If a line in the entries below includes the string "JSON", copy it out.

## LISTED ENTRIES:
........

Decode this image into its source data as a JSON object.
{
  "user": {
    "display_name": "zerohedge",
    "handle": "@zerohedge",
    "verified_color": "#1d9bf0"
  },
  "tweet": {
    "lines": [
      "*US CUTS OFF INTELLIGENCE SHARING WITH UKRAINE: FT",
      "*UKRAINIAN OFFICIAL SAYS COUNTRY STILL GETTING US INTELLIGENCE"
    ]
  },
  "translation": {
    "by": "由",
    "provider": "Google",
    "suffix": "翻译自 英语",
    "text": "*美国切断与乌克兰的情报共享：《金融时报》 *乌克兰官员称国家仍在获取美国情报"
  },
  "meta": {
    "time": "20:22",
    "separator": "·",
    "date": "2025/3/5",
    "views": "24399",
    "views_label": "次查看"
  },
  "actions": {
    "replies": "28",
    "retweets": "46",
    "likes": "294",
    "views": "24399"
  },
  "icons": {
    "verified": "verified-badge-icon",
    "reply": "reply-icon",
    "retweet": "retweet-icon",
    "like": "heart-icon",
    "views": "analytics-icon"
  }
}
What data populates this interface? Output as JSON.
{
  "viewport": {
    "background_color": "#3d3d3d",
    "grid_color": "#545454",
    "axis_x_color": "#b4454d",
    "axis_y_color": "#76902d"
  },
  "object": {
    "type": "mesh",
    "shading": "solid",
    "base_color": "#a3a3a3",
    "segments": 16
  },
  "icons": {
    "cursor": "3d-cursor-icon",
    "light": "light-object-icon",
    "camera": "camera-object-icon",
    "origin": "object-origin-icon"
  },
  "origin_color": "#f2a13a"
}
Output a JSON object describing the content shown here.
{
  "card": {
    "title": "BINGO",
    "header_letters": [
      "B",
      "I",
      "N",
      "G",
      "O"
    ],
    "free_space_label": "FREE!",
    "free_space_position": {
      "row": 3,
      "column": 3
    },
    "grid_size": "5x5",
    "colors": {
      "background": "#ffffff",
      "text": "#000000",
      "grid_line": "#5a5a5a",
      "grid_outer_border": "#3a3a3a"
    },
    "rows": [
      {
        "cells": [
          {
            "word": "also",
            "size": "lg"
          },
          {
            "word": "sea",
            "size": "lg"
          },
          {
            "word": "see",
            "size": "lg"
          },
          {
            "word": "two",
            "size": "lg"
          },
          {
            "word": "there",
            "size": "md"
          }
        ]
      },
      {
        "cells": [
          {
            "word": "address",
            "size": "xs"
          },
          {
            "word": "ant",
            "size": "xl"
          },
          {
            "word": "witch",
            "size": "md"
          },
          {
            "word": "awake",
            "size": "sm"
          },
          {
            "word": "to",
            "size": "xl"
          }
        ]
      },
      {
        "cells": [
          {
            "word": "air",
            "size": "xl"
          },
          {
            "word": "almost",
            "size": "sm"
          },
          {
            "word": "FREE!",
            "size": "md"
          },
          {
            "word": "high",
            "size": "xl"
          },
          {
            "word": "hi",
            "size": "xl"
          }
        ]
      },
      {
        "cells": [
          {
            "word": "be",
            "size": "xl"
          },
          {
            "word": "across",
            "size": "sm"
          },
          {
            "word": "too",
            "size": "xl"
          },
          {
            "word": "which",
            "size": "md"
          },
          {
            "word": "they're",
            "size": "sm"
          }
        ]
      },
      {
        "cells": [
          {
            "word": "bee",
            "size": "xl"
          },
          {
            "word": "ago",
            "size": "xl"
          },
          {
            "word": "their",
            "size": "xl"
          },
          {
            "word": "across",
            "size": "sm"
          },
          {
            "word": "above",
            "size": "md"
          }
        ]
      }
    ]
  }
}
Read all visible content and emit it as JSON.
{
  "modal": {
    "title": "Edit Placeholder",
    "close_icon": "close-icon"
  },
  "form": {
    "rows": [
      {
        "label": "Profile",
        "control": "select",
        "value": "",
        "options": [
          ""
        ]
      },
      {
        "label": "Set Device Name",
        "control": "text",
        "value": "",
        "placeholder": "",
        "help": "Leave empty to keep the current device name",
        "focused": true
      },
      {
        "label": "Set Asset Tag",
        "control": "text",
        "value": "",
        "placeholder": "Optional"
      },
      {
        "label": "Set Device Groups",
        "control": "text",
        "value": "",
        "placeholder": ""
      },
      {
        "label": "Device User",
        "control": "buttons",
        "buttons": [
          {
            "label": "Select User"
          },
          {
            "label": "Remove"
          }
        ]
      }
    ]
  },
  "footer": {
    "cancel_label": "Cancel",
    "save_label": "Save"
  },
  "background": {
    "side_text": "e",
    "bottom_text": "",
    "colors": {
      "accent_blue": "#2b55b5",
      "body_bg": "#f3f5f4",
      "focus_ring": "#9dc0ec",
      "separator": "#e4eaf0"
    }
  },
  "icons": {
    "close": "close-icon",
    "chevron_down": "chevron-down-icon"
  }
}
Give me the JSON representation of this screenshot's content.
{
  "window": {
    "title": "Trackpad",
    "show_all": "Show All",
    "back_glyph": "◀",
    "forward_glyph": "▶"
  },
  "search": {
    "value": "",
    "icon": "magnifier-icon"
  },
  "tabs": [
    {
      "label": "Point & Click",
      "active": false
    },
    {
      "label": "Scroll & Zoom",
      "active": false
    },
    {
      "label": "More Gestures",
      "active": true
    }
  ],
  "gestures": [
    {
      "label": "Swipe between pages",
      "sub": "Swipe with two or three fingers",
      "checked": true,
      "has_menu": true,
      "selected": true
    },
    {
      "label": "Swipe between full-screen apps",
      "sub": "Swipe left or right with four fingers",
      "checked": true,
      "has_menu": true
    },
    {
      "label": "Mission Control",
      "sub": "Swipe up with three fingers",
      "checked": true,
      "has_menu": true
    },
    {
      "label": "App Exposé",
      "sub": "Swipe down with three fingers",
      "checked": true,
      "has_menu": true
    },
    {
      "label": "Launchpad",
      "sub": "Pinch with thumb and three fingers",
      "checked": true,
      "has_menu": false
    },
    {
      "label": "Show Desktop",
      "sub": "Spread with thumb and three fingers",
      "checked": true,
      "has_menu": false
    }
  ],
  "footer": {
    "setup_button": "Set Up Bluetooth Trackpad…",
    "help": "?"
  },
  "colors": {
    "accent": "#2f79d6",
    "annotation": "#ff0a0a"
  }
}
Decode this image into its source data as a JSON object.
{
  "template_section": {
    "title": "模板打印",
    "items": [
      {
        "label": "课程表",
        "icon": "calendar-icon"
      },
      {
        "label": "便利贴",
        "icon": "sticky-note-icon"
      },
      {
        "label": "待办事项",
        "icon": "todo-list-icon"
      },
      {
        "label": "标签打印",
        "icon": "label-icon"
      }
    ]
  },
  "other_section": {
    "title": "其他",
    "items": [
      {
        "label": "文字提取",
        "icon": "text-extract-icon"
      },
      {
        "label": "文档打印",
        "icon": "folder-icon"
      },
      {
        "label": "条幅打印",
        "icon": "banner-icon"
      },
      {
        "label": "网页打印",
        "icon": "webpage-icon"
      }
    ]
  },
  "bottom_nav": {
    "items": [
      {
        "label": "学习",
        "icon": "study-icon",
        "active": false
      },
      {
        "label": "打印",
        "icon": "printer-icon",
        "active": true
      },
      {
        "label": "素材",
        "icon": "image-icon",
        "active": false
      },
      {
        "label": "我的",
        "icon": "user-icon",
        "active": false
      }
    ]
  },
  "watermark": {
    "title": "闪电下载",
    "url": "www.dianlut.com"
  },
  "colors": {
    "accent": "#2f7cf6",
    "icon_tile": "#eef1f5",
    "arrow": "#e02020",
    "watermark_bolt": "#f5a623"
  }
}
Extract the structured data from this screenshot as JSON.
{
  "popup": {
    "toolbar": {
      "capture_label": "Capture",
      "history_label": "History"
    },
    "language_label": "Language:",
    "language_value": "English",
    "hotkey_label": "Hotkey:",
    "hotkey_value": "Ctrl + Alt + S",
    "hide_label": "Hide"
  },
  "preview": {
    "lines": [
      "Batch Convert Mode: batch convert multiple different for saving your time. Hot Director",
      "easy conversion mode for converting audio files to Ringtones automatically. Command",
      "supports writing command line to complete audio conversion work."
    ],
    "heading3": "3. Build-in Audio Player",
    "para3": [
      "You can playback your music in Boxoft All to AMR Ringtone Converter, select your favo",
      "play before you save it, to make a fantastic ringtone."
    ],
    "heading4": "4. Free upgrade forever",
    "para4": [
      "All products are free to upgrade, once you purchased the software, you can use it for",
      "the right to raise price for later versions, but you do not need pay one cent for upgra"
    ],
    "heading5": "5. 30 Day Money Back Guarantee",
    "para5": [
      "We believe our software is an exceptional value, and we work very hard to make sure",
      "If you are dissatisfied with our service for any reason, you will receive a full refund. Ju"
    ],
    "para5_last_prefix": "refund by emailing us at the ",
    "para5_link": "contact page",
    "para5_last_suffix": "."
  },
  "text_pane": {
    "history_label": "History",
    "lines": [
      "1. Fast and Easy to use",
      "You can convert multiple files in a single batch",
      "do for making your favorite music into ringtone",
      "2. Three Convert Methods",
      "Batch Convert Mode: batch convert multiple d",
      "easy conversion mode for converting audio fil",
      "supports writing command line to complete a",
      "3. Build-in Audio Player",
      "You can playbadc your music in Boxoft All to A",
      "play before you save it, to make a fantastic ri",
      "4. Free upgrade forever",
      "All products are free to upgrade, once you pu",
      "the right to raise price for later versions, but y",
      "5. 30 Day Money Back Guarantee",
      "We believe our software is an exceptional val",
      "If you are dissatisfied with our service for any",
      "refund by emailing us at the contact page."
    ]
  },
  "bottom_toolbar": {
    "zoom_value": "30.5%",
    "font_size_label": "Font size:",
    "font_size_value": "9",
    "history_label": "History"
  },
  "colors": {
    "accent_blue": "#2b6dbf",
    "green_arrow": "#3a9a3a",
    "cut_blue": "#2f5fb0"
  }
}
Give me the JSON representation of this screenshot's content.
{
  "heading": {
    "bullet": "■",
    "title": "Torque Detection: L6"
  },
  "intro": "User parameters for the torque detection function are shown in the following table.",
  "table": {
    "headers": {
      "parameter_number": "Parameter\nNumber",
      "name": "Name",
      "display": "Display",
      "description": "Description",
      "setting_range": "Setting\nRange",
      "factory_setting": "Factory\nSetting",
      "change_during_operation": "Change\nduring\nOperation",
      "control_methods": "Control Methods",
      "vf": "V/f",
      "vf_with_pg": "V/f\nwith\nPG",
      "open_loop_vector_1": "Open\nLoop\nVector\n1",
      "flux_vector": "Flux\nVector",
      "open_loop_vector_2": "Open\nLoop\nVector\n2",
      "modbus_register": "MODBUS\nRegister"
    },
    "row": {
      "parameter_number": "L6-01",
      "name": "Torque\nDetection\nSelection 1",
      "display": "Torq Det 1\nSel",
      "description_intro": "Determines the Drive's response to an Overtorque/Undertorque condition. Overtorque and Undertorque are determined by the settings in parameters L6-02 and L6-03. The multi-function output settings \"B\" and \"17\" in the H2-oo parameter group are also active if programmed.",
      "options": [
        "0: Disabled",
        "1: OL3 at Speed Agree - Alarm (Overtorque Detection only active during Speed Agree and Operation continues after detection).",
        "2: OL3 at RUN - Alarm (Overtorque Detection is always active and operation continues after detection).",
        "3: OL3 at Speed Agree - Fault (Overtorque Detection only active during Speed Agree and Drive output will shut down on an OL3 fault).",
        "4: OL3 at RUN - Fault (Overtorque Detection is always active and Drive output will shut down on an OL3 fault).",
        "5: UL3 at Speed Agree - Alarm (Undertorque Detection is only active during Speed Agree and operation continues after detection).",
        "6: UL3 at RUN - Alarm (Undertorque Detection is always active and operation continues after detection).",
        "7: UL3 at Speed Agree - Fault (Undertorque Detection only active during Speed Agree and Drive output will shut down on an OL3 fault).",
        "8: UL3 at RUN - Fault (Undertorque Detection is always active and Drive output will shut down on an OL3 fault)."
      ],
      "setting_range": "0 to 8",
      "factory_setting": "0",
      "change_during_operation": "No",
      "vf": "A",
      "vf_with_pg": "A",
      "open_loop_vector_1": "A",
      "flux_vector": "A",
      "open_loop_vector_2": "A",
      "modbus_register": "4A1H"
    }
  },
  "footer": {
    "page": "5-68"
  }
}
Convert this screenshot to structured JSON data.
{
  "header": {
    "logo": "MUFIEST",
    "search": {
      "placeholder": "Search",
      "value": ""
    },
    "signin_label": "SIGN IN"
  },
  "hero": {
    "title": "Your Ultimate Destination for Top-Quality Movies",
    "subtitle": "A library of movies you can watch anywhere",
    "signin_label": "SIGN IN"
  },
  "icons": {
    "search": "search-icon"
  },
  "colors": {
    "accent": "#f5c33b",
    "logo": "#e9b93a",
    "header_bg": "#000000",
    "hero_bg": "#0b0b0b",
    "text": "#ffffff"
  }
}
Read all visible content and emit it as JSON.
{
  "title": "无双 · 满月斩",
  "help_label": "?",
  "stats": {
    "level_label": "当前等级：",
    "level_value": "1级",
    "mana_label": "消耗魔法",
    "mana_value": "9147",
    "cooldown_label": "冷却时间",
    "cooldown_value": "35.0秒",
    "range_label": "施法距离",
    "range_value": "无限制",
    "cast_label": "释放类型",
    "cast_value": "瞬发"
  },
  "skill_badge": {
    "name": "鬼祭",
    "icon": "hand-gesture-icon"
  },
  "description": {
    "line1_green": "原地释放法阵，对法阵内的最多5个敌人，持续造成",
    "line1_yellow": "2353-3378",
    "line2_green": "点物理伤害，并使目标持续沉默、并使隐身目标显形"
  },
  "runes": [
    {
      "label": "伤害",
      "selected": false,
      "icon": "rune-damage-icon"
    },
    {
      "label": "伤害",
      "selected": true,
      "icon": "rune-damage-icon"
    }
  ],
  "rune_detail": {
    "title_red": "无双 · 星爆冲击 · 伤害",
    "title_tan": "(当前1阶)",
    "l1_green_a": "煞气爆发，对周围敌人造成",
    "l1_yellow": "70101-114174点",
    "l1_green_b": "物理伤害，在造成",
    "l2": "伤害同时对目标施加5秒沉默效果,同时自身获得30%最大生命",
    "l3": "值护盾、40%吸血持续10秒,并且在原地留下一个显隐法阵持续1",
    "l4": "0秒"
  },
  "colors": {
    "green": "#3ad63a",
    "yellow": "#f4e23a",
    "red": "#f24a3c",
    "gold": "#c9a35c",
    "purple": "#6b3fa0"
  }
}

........

## OUTPUT FOR THIS EXERCISE:
Decode this image into its source data as a JSON object.
What data populates this interface? Output as JSON.
Output a JSON object describing the content shown here.
Read all visible content and emit it as JSON.
Give me the JSON representation of this screenshot's content.
Decode this image into its source data as a JSON object.
Extract the structured data from this screenshot as JSON.
Give me the JSON representation of this screenshot's content.
Convert this screenshot to structured JSON data.
Read all visible content and emit it as JSON.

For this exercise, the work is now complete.